Do you remember a time when a log book was left by a server and you wrote down everything significant that happened?
I know, that is what the electronic logs were for and this technique is “obsolete”. Yet I remember doing this on our test servers when I worked at Novell. The log file on the machine can’t write down things like: “Replaced the NIC card with an NE2000 after repeated system lockup”.
Now, years later, I find myself journalling the day’s activities. Things like: “Wrote a test for the new caching system. The test fails, and part of the system is implemented, need to finish.”
I know it sounds hokey, but it is a tool that helps me drop back into the programming context faster. Most of us have a life outside of programming and the context switch can be easier if we can resurrect the stack. I am only trying to persist my state in my programming context.
Yeah, I know that many would say, just look at the last files you touched, or checked into the source control. But I like the Lewis and Clark feel of having my personal guidebook. I am charting the unexplored territory of new code and I can get lost with all the twists and turns.

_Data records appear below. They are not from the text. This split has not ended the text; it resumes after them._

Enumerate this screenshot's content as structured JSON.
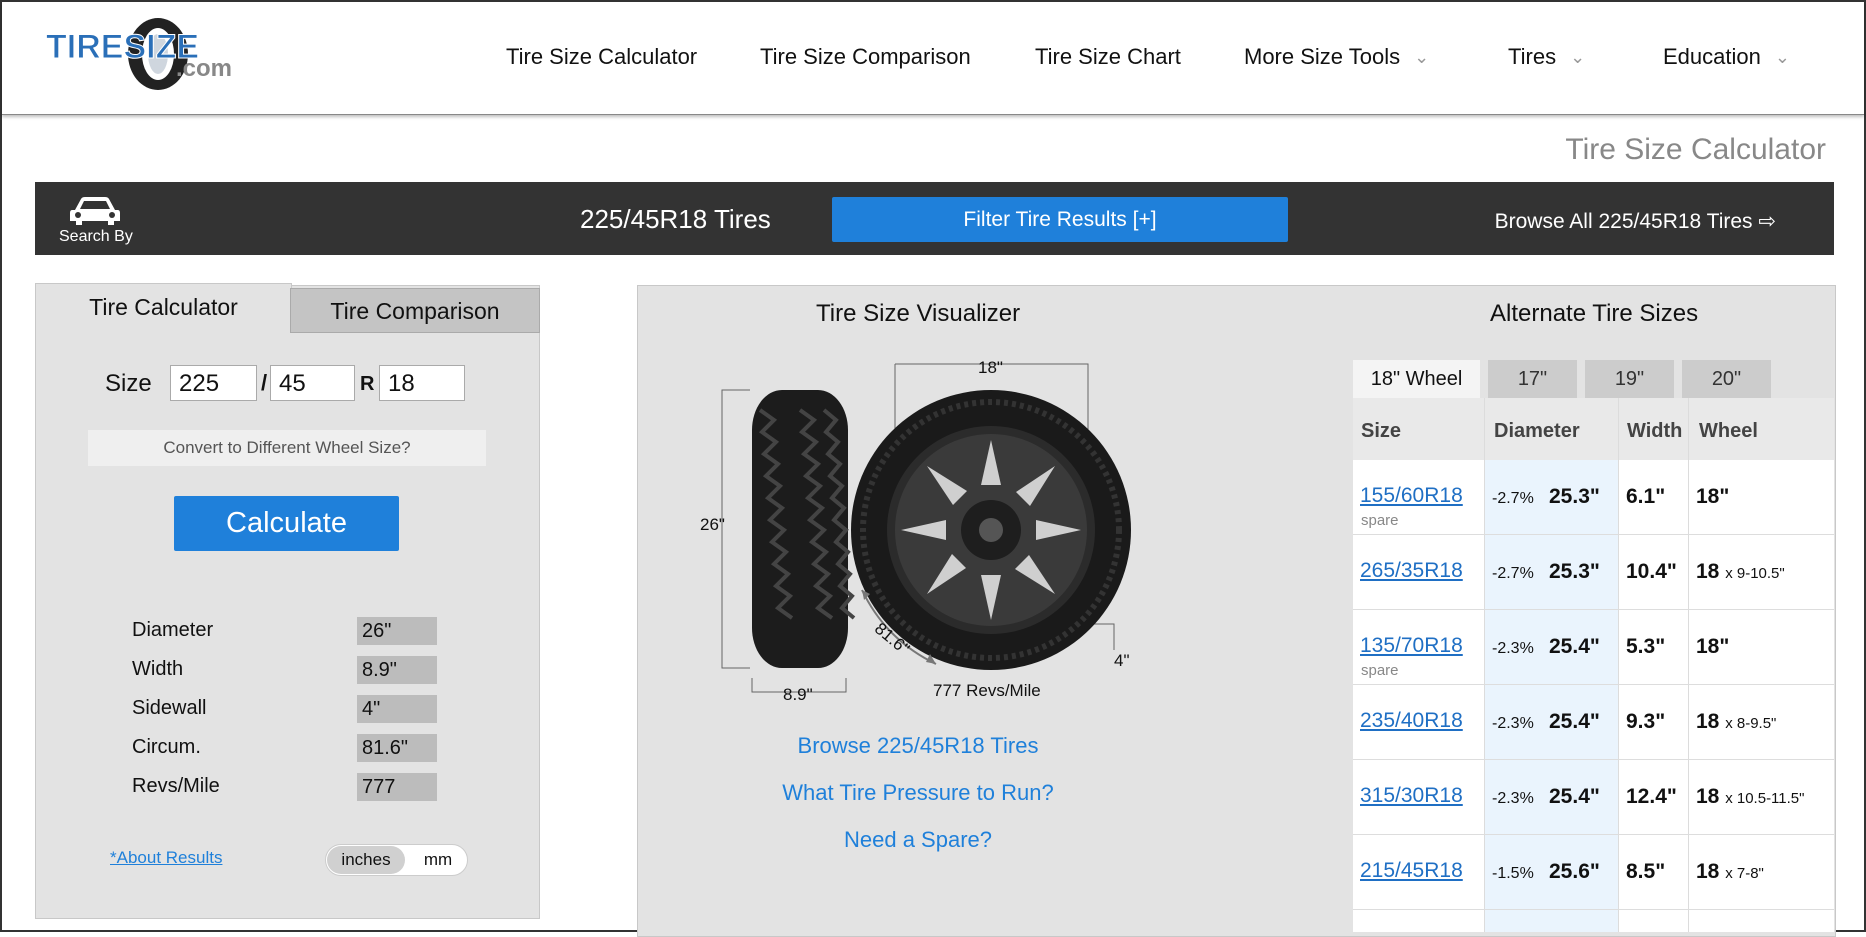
{
  "logo": {
    "main": "TIRESIZE",
    "sub": ".com"
  },
  "nav": [
    {
      "label": "Tire Size Calculator",
      "dropdown": false
    },
    {
      "label": "Tire Size Comparison",
      "dropdown": false
    },
    {
      "label": "Tire Size Chart",
      "dropdown": false
    },
    {
      "label": "More Size Tools",
      "dropdown": true
    },
    {
      "label": "Tires",
      "dropdown": true
    },
    {
      "label": "Education",
      "dropdown": true
    }
  ],
  "page_title": "Tire Size Calculator",
  "bar": {
    "search_by": "Search By",
    "title": "225/45R18 Tires",
    "filter_button": "Filter Tire Results [+]",
    "browse_all": "Browse All 225/45R18 Tires ⇨"
  },
  "calculator": {
    "tab_active": "Tire Calculator",
    "tab_inactive": "Tire Comparison",
    "size_label": "Size",
    "width": "225",
    "sep1": "/",
    "aspect": "45",
    "sep2": "R",
    "rim": "18",
    "convert": "Convert to Different Wheel Size?",
    "calculate": "Calculate",
    "results": [
      {
        "label": "Diameter",
        "value": "26\""
      },
      {
        "label": "Width",
        "value": "8.9\""
      },
      {
        "label": "Sidewall",
        "value": "4\""
      },
      {
        "label": "Circum.",
        "value": "81.6\""
      },
      {
        "label": "Revs/Mile",
        "value": "777"
      }
    ],
    "about": "*About Results",
    "unit_inches": "inches",
    "unit_mm": "mm"
  },
  "visualizer": {
    "title": "Tire Size Visualizer",
    "rim_label": "18\"",
    "height_label": "26\"",
    "width_label": "8.9\"",
    "circ_label": "81.6\"",
    "sidewall_label": "4\"",
    "revs_label": "777 Revs/Mile",
    "links": [
      "Browse 225/45R18 Tires",
      "What Tire Pressure to Run?",
      "Need a Spare?"
    ]
  },
  "alternate": {
    "title": "Alternate Tire Sizes",
    "tabs": [
      "18\" Wheel",
      "17\"",
      "19\"",
      "20\""
    ],
    "headers": [
      "Size",
      "Diameter",
      "Width",
      "Wheel"
    ],
    "rows": [
      {
        "size": "155/60R18",
        "note": "spare",
        "pct": "-2.7%",
        "diameter": "25.3\"",
        "width": "6.1\"",
        "wheel": "18\"",
        "wheel_range": ""
      },
      {
        "size": "265/35R18",
        "note": "",
        "pct": "-2.7%",
        "diameter": "25.3\"",
        "width": "10.4\"",
        "wheel": "18",
        "wheel_range": "x 9-10.5\""
      },
      {
        "size": "135/70R18",
        "note": "spare",
        "pct": "-2.3%",
        "diameter": "25.4\"",
        "width": "5.3\"",
        "wheel": "18\"",
        "wheel_range": ""
      },
      {
        "size": "235/40R18",
        "note": "",
        "pct": "-2.3%",
        "diameter": "25.4\"",
        "width": "9.3\"",
        "wheel": "18",
        "wheel_range": "x 8-9.5\""
      },
      {
        "size": "315/30R18",
        "note": "",
        "pct": "-2.3%",
        "diameter": "25.4\"",
        "width": "12.4\"",
        "wheel": "18",
        "wheel_range": "x 10.5-11.5\""
      },
      {
        "size": "215/45R18",
        "note": "",
        "pct": "-1.5%",
        "diameter": "25.6\"",
        "width": "8.5\"",
        "wheel": "18",
        "wheel_range": "x 7-8\""
      }
    ]
  },
  "colors": {
    "accent": "#1f80da",
    "dark_bar": "#333333",
    "panel": "#e3e3e3"
  }
}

So I keep a log book, journal or diary. Whatever you want to call it, a map of where I’ve been in the code and what I want to do next. I do write it with a modern word processor, Open Office Writer to be exact, but the comments are terse and unpretentious like the comments in the old log book kept by the server.
I don’t know if this is a best practice, but I feel that it is a good practice. If you are feeling like it takes you too long to get context on a Monday morning, consider journalling. I hope you find it as useful as I do.